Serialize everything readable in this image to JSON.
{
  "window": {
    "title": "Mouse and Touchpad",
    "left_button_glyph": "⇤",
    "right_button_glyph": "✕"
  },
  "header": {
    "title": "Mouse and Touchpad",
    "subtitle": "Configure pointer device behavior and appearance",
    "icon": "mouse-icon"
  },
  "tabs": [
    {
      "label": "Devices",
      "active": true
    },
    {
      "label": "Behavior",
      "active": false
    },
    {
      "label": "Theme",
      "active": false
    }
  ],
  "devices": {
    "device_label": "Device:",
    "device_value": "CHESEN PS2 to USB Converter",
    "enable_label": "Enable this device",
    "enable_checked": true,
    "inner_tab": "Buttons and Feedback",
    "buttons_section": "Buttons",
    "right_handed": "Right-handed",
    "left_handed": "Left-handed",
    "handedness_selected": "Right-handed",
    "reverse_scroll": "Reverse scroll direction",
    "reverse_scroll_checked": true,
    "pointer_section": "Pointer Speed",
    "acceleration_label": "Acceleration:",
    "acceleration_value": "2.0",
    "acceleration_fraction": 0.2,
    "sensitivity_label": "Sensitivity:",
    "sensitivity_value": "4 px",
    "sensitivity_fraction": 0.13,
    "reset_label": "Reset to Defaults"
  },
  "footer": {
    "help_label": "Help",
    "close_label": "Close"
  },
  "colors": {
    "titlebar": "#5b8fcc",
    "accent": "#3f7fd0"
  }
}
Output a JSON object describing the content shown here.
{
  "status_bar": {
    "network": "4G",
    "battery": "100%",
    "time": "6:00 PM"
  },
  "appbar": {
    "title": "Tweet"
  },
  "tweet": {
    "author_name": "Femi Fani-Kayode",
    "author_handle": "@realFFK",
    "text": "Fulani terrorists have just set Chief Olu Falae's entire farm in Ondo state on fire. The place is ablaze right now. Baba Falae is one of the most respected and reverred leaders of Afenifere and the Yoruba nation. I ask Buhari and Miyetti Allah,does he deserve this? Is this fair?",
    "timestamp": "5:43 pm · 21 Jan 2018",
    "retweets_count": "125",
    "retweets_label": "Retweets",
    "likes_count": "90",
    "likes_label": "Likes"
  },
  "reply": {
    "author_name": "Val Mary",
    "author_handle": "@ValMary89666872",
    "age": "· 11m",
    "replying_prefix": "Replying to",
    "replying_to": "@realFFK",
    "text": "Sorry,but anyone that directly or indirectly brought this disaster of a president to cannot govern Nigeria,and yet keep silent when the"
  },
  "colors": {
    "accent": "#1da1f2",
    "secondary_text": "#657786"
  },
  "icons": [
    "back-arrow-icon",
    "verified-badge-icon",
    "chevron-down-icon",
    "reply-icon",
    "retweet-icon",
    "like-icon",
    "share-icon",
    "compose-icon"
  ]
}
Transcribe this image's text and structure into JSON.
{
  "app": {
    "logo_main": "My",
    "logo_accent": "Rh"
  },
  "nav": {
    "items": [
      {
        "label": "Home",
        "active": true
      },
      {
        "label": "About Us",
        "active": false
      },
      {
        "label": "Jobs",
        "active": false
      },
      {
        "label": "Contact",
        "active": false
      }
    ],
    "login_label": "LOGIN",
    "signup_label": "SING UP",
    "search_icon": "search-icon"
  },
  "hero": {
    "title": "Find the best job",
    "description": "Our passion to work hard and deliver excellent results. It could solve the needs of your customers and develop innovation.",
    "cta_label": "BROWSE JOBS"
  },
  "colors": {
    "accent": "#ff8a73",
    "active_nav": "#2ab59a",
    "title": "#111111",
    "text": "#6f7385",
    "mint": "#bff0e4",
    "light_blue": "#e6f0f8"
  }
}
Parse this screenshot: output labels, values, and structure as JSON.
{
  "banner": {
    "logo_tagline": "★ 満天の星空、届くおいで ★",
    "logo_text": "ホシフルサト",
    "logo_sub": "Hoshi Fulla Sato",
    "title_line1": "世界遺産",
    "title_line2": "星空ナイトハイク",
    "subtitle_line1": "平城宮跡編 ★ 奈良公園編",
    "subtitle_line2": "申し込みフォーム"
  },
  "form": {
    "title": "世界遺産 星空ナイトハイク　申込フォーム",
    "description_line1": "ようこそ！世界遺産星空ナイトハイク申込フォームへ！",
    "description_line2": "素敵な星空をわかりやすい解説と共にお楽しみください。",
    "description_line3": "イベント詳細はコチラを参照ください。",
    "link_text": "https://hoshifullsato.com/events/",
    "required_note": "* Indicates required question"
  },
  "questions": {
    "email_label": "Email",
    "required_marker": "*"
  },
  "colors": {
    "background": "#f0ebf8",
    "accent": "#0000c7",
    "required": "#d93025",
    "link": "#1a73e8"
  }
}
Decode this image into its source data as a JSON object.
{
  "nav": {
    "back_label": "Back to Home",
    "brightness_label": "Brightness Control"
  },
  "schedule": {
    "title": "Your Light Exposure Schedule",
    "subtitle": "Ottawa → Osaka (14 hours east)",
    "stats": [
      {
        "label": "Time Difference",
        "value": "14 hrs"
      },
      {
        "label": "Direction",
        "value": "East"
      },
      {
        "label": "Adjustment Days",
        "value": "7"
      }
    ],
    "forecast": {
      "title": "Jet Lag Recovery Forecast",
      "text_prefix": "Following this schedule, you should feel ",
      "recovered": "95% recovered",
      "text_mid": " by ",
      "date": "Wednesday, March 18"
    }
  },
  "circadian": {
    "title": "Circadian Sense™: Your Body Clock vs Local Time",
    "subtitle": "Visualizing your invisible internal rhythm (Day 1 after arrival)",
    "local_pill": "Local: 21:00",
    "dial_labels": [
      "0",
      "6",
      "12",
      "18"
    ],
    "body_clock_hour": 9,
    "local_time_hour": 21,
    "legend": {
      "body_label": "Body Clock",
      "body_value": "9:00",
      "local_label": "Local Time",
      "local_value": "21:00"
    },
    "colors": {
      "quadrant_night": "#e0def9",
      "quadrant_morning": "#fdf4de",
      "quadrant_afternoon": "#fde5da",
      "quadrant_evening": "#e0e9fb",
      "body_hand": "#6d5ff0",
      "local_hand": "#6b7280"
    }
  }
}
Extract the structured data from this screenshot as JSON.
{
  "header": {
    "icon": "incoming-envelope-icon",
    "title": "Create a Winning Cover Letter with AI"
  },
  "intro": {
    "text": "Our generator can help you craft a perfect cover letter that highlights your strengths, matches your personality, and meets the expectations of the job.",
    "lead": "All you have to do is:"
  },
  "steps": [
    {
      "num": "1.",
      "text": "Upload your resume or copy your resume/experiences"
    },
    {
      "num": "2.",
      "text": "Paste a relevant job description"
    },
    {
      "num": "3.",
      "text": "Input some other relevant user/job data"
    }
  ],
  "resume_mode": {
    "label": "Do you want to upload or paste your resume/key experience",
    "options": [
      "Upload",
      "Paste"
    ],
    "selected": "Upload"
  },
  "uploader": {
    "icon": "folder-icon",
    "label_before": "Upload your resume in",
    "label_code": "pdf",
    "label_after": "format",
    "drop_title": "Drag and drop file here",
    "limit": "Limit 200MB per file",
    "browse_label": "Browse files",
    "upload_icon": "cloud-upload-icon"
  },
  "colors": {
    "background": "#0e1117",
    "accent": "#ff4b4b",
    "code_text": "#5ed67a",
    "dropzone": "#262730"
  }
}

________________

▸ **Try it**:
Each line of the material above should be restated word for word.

▸ **Written answer**:
Serialize everything readable in this image to JSON.
{
  "window": {
    "title": "Mouse and Touchpad",
    "left_button_glyph": "⇤",
    "right_button_glyph": "✕"
  },
  "header": {
    "title": "Mouse and Touchpad",
    "subtitle": "Configure pointer device behavior and appearance",
    "icon": "mouse-icon"
  },
  "tabs": [
    {
      "label": "Devices",
      "active": true
    },
    {
      "label": "Behavior",
      "active": false
    },
    {
      "label": "Theme",
      "active": false
    }
  ],
  "devices": {
    "device_label": "Device:",
    "device_value": "CHESEN PS2 to USB Converter",
    "enable_label": "Enable this device",
    "enable_checked": true,
    "inner_tab": "Buttons and Feedback",
    "buttons_section": "Buttons",
    "right_handed": "Right-handed",
    "left_handed": "Left-handed",
    "handedness_selected": "Right-handed",
    "reverse_scroll": "Reverse scroll direction",
    "reverse_scroll_checked": true,
    "pointer_section": "Pointer Speed",
    "acceleration_label": "Acceleration:",
    "acceleration_value": "2.0",
    "acceleration_fraction": 0.2,
    "sensitivity_label": "Sensitivity:",
    "sensitivity_value": "4 px",
    "sensitivity_fraction": 0.13,
    "reset_label": "Reset to Defaults"
  },
  "footer": {
    "help_label": "Help",
    "close_label": "Close"
  },
  "colors": {
    "titlebar": "#5b8fcc",
    "accent": "#3f7fd0"
  }
}
Output a JSON object describing the content shown here.
{
  "status_bar": {
    "network": "4G",
    "battery": "100%",
    "time": "6:00 PM"
  },
  "appbar": {
    "title": "Tweet"
  },
  "tweet": {
    "author_name": "Femi Fani-Kayode",
    "author_handle": "@realFFK",
    "text": "Fulani terrorists have just set Chief Olu Falae's entire farm in Ondo state on fire. The place is ablaze right now. Baba Falae is one of the most respected and reverred leaders of Afenifere and the Yoruba nation. I ask Buhari and Miyetti Allah,does he deserve this? Is this fair?",
    "timestamp": "5:43 pm · 21 Jan 2018",
    "retweets_count": "125",
    "retweets_label": "Retweets",
    "likes_count": "90",
    "likes_label": "Likes"
  },
  "reply": {
    "author_name": "Val Mary",
    "author_handle": "@ValMary89666872",
    "age": "· 11m",
    "replying_prefix": "Replying to",
    "replying_to": "@realFFK",
    "text": "Sorry,but anyone that directly or indirectly brought this disaster of a president to cannot govern Nigeria,and yet keep silent when the"
  },
  "colors": {
    "accent": "#1da1f2",
    "secondary_text": "#657786"
  },
  "icons": [
    "back-arrow-icon",
    "verified-badge-icon",
    "chevron-down-icon",
    "reply-icon",
    "retweet-icon",
    "like-icon",
    "share-icon",
    "compose-icon"
  ]
}
Transcribe this image's text and structure into JSON.
{
  "app": {
    "logo_main": "My",
    "logo_accent": "Rh"
  },
  "nav": {
    "items": [
      {
        "label": "Home",
        "active": true
      },
      {
        "label": "About Us",
        "active": false
      },
      {
        "label": "Jobs",
        "active": false
      },
      {
        "label": "Contact",
        "active": false
      }
    ],
    "login_label": "LOGIN",
    "signup_label": "SING UP",
    "search_icon": "search-icon"
  },
  "hero": {
    "title": "Find the best job",
    "description": "Our passion to work hard and deliver excellent results. It could solve the needs of your customers and develop innovation.",
    "cta_label": "BROWSE JOBS"
  },
  "colors": {
    "accent": "#ff8a73",
    "active_nav": "#2ab59a",
    "title": "#111111",
    "text": "#6f7385",
    "mint": "#bff0e4",
    "light_blue": "#e6f0f8"
  }
}
Parse this screenshot: output labels, values, and structure as JSON.
{
  "banner": {
    "logo_tagline": "★ 満天の星空、届くおいで ★",
    "logo_text": "ホシフルサト",
    "logo_sub": "Hoshi Fulla Sato",
    "title_line1": "世界遺産",
    "title_line2": "星空ナイトハイク",
    "subtitle_line1": "平城宮跡編 ★ 奈良公園編",
    "subtitle_line2": "申し込みフォーム"
  },
  "form": {
    "title": "世界遺産 星空ナイトハイク　申込フォーム",
    "description_line1": "ようこそ！世界遺産星空ナイトハイク申込フォームへ！",
    "description_line2": "素敵な星空をわかりやすい解説と共にお楽しみください。",
    "description_line3": "イベント詳細はコチラを参照ください。",
    "link_text": "https://hoshifullsato.com/events/",
    "required_note": "* Indicates required question"
  },
  "questions": {
    "email_label": "Email",
    "required_marker": "*"
  },
  "colors": {
    "background": "#f0ebf8",
    "accent": "#0000c7",
    "required": "#d93025",
    "link": "#1a73e8"
  }
}
Decode this image into its source data as a JSON object.
{
  "nav": {
    "back_label": "Back to Home",
    "brightness_label": "Brightness Control"
  },
  "schedule": {
    "title": "Your Light Exposure Schedule",
    "subtitle": "Ottawa → Osaka (14 hours east)",
    "stats": [
      {
        "label": "Time Difference",
        "value": "14 hrs"
      },
      {
        "label": "Direction",
        "value": "East"
      },
      {
        "label": "Adjustment Days",
        "value": "7"
      }
    ],
    "forecast": {
      "title": "Jet Lag Recovery Forecast",
      "text_prefix": "Following this schedule, you should feel ",
      "recovered": "95% recovered",
      "text_mid": " by ",
      "date": "Wednesday, March 18"
    }
  },
  "circadian": {
    "title": "Circadian Sense™: Your Body Clock vs Local Time",
    "subtitle": "Visualizing your invisible internal rhythm (Day 1 after arrival)",
    "local_pill": "Local: 21:00",
    "dial_labels": [
      "0",
      "6",
      "12",
      "18"
    ],
    "body_clock_hour": 9,
    "local_time_hour": 21,
    "legend": {
      "body_label": "Body Clock",
      "body_value": "9:00",
      "local_label": "Local Time",
      "local_value": "21:00"
    },
    "colors": {
      "quadrant_night": "#e0def9",
      "quadrant_morning": "#fdf4de",
      "quadrant_afternoon": "#fde5da",
      "quadrant_evening": "#e0e9fb",
      "body_hand": "#6d5ff0",
      "local_hand": "#6b7280"
    }
  }
}
Extract the structured data from this screenshot as JSON.
{
  "header": {
    "icon": "incoming-envelope-icon",
    "title": "Create a Winning Cover Letter with AI"
  },
  "intro": {
    "text": "Our generator can help you craft a perfect cover letter that highlights your strengths, matches your personality, and meets the expectations of the job.",
    "lead": "All you have to do is:"
  },
  "steps": [
    {
      "num": "1.",
      "text": "Upload your resume or copy your resume/experiences"
    },
    {
      "num": "2.",
      "text": "Paste a relevant job description"
    },
    {
      "num": "3.",
      "text": "Input some other relevant user/job data"
    }
  ],
  "resume_mode": {
    "label": "Do you want to upload or paste your resume/key experience",
    "options": [
      "Upload",
      "Paste"
    ],
    "selected": "Upload"
  },
  "uploader": {
    "icon": "folder-icon",
    "label_before": "Upload your resume in",
    "label_code": "pdf",
    "label_after": "format",
    "drop_title": "Drag and drop file here",
    "limit": "Limit 200MB per file",
    "browse_label": "Browse files",
    "upload_icon": "cloud-upload-icon"
  },
  "colors": {
    "background": "#0e1117",
    "accent": "#ff4b4b",
    "code_text": "#5ed67a",
    "dropzone": "#262730"
  }
}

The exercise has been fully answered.